I used the process I just described on the fungus-infected AAT stamp I showed you above. Here is a before and after...


It looks like a totally different stamp, doesn't it? I will say, though, that this procedure may not always give this level of result. What it will definitely do is kill the mould outright and most likely lighten the discolouration, at least somewhat. After seeing the results I got from the above stamp, I'm thoroughly convinced.

Until next time...

Stay Engraver Crazy! 

Friday, 27 May 2016

In the Mail...France 1974 & 2009

I have to confess that when it comes to covers I receive in the mail, I'm a bit of a hoarder. I tend to keep everything, whether I'm interested in the stamps or not. Consequently, I end up with large stacks of covers that, from time to time, need to be sorted into keepers and discards. Last night I decided to go through one of my stacks and I was pleasantly surprised to find a few covers from France with engraved stamps affixed. So I thought I'd share some of the stamps I've found in a few blogs. 

The stamps below have been cut away from the rather large and ugly cover so I can store them more easily.


The stamp on the left is from a set of four Red Cross stamps celebrating the four seasons issued in France on 30 November 1974. It was engraved by Cecilie Guillame, a female engraver who engraved 37 stamps for France. The stamp on the right is from the 2009 Marianne definitive series issued in France on 28 February. It was designed and engraved by Yves Beaujard.

***
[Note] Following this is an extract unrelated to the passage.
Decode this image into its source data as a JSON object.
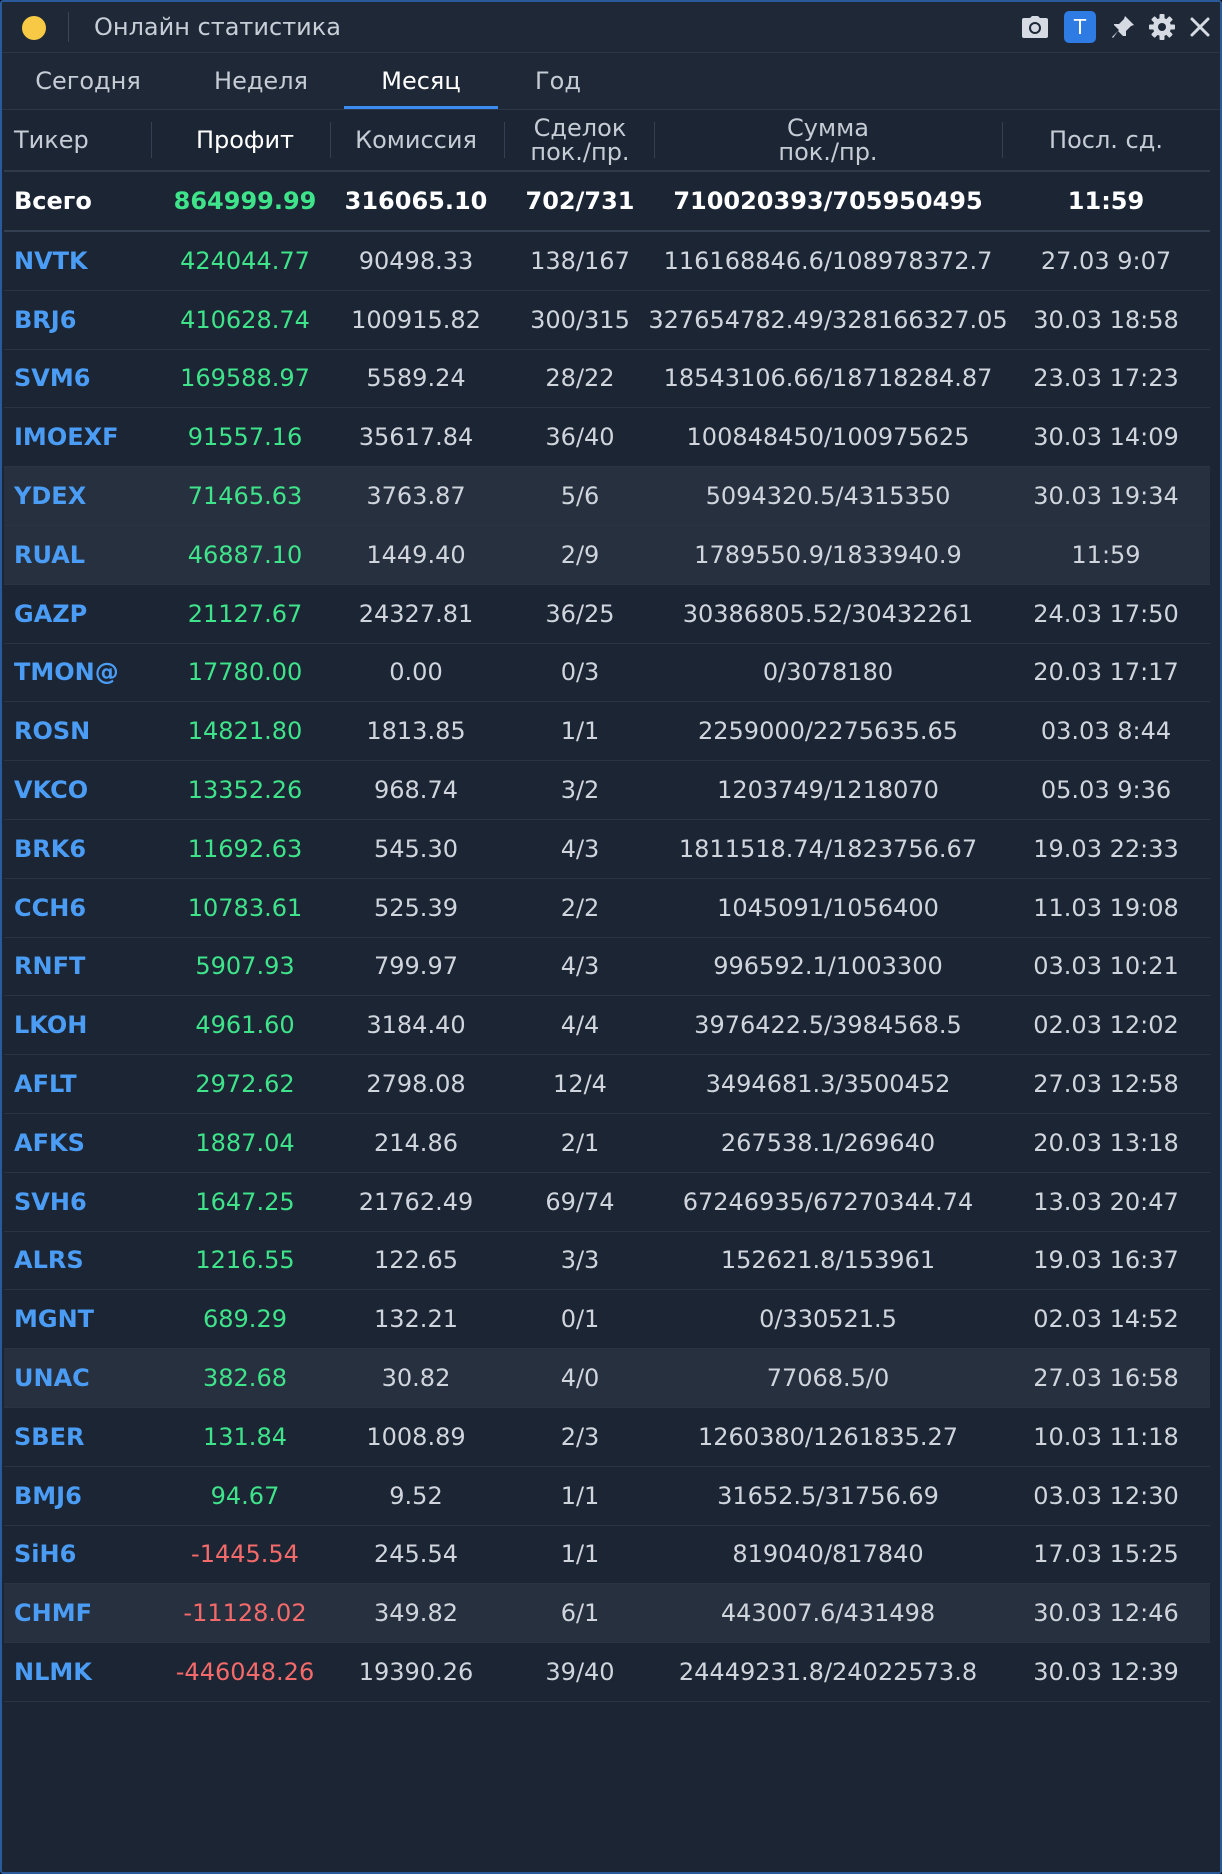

Let's take a closer look at the Red Cross stamp without the postmark. The subject of this delightful stamp is Ete, which is French for Summer. It features children playing on a beach, while in the distance a sail boat rides the waves. I love the colour choices in this stamp.


Until next time...

Stay Engraver Crazy!